ON the surface, painting seems like an easy thing to do. After all, anybody who can move their arms back and forth can paint.
It's a nice idea, but house painting -- like any skill -- takes a lot of practice before you can achieve the same results as a professional. Still, it is possible for do-it-yourselfer homeowners to paint like a pro.
We asked the experts for some tips for success, so you can avoid the pitfalls that plague hasty homeowners.
"The most important advice I can give is to use the right paint for the job," says Jason Lehman, branch manager for Cloverdale Paint. "When customers come in, I try to get as much information as possible to get the right paint for their project."
The choices for the uninitiated can be daunting, with paints coming in sheens from flat and eggshell to semi and high gloss. A professional will automatically know to use semi-gloss paint for the kitchen, for example. A room children use regularly would be best painted in an eggshell with a low sheen so that it can be easily cleaned and marks to the paint touched up.
But the secret to a professional-looking room is not the paint but the preparation done long before a drop of paint touches the wall.
"The painting is the reward," says Lehman. "You can see it transform the room in front of you. But the proper prep work needs to be done."
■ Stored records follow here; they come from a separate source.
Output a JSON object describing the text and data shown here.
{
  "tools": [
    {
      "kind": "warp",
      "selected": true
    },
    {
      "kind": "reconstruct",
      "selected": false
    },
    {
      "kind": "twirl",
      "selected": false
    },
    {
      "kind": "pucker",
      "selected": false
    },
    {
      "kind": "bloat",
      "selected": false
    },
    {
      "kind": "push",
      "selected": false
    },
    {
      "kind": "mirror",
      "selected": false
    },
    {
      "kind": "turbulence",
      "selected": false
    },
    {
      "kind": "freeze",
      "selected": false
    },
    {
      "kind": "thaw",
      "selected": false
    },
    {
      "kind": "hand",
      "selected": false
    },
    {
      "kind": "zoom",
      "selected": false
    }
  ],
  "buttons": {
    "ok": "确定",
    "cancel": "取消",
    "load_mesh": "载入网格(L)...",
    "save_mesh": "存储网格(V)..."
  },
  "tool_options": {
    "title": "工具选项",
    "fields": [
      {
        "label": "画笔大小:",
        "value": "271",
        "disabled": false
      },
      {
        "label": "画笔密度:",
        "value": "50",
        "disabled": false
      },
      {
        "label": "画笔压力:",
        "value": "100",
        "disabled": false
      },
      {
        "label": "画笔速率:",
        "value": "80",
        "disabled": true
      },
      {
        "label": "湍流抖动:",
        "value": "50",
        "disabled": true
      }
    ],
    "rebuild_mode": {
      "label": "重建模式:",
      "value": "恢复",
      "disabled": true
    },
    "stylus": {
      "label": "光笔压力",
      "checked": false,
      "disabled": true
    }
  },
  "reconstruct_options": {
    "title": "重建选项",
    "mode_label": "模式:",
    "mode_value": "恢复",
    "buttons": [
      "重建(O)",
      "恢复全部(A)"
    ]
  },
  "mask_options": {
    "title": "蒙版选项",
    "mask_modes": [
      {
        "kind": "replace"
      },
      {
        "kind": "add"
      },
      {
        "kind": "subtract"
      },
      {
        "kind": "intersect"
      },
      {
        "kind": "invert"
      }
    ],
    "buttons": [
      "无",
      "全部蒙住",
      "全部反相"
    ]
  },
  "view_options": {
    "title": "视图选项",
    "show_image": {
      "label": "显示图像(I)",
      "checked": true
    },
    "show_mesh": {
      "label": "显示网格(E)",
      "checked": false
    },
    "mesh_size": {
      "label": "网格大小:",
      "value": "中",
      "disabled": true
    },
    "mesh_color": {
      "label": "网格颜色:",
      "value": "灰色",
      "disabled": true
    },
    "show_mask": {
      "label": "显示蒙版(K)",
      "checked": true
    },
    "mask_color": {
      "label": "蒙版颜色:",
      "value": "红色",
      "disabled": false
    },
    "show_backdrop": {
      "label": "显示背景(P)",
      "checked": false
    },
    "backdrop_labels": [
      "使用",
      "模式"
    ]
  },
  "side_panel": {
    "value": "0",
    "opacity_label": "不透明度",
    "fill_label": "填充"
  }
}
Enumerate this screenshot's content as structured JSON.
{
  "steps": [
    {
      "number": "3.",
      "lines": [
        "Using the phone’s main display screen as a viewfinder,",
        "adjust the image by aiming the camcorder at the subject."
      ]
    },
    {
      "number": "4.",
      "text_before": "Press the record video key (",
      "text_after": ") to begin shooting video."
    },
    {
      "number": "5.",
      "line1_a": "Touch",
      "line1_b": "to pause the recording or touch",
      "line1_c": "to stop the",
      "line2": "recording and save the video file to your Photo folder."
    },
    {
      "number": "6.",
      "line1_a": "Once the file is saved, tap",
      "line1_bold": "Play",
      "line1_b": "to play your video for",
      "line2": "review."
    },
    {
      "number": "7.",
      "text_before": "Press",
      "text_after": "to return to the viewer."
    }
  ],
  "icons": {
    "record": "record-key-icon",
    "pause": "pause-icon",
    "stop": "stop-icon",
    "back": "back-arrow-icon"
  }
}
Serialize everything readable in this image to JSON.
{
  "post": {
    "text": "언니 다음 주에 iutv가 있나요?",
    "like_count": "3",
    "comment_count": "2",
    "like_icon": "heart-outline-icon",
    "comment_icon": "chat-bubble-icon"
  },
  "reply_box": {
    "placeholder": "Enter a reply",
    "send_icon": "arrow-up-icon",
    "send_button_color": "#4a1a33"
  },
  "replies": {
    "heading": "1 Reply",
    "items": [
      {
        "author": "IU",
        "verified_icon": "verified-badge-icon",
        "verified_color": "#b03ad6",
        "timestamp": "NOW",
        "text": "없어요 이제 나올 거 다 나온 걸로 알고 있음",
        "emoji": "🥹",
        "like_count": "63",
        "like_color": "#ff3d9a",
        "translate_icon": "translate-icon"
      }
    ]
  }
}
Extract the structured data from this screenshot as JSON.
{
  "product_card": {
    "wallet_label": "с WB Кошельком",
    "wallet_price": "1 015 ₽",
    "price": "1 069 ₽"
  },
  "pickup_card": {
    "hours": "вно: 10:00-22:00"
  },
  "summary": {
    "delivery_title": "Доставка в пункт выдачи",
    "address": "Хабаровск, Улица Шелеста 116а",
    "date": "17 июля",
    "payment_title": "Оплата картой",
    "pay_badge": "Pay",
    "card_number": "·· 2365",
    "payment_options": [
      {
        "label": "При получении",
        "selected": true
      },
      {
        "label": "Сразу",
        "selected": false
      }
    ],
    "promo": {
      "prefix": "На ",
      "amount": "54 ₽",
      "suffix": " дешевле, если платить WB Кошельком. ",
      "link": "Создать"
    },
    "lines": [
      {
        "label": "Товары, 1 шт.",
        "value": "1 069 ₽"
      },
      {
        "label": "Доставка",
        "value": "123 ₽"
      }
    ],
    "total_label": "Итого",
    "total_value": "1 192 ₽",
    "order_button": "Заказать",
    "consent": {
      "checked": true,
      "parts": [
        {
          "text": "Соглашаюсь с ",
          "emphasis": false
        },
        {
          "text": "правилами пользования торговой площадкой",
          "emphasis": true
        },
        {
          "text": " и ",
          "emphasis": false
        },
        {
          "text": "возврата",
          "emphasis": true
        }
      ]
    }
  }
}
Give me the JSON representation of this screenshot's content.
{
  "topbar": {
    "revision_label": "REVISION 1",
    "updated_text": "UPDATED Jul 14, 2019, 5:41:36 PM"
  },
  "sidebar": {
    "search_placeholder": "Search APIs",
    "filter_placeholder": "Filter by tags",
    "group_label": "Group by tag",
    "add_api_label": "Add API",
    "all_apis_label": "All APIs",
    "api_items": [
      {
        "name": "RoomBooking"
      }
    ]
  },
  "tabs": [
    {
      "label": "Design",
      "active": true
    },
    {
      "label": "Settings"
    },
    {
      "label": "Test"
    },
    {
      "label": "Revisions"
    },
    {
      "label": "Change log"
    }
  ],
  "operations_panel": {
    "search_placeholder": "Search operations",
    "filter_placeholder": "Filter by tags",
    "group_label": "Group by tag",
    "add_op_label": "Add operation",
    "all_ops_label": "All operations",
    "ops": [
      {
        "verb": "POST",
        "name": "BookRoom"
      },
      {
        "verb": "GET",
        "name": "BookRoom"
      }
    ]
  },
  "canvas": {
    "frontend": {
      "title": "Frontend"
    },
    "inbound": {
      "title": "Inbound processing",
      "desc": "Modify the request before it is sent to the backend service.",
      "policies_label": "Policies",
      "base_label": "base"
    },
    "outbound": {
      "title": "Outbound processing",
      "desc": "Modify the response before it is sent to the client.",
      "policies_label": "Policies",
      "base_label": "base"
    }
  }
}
Painting a room is not as simple as paint by numbers, but here are nine tips for a professional-looking paint job.
1. Keep it clean
Paint does not adhere to grease. Wash kitchen walls with TSP (trisodium phosphate), a heavy duty cleaner. This cleaner is also recommended for walls that children have marked with crayons. Otherwise it is a good idea to use a mild detergent to remove dust, smoke and other dirt that may be on the walls and ceiling.
2. Know your surface
Latex paint won't adhere to a surface previously painted with an oil-based paint. If in doubt, sand and prime the surface before applying water-based paint. Oil paint, on the other hand, can be painted over water-based paint easily.
Window sills and walls with mould and mildew stains should be first covered with a shellac-based primer-sealer. This product seals, primes and blocks out stains.
When painting over a dark colour, it is best to prime the walls with a tinted primer first. With the proper base, the dark colour will not bleed through and require multiple coats of the new colour.
Always prime walls that have been patched. Otherwise, the patched area will show through the new paint.
If an unfinished spray texture ceiling (sometimes referred to as a popcorn or stipple finish) is to be painted, its best to use an oil-based primer instead of latex. A water-based primer might dissolve and wash off the texture.
3. Tape it up
Use painter's tape (usually blue in colour) instead of ordinary masking tape. Regular masking tape leaves a residue and, more often than not, peels dried paint as well when removed.
When masking around baseboard mouldings, use low-tack tape on the floor. These delicate tapes, sometimes called 14-day tapes, are ideal for long-term masking jobs. Tapes with stronger adhesive can rip up the fresh polyurethane finish applied on floors.
5. Dust is the enemy
Cleanness is a virtue. It's a good idea to clean and vacuum the room before painting. Moving about kicks up dust and that dust will find its way onto wet surfaces.
6. Use better equipment
Sometimes the main reason a professional's job looks better is because they use better equipment. Good-quality brushes deliver a smoother finish and make painting tasks easier.
Don't buy $2.99 brushes and expect a professional finish. Buy higher-end products because they won't leave lint and bristles behind. While pricier, a good-quality brush can last for many years with proper care.
7. Use better paint
Cheaper paint just means you have to paint a lot more coats. They tend to drip and have less hiding capability. While prices are the largest driving issue for consumers, premium paints clean up easier, are more durable and, if damaged, touch up better.
"There is technology in the can," says Lehman. "Everybody wants a good product at a fair price. But when you factor in the price difference you pay over time, it's not significant enough to settle for the lower grade."
8. Don't be afraid to use oil-based paint
Many people avoid using oil-based paints because of the need of solvents to clean the brushes and their strong smell. Some manufacturers have responded by introducing low-VOC (volatile organic compound) oil paints.
"There are times when oil-based paints are superior for the task," says Lehman. "It's the only product for bare wood as water-based paints cause wood to expand."
He suggests people who dislike using paint thinners to clean their brushes purchase disposable ones instead. Also, ensure you have good ventilation.
9. Clean it up
Use razors instead of scrapers to clean up paint on windows. Use a painter's drop cloth or old sheets to protect furniture and floors for easier cleanup.
-- Canwest News Service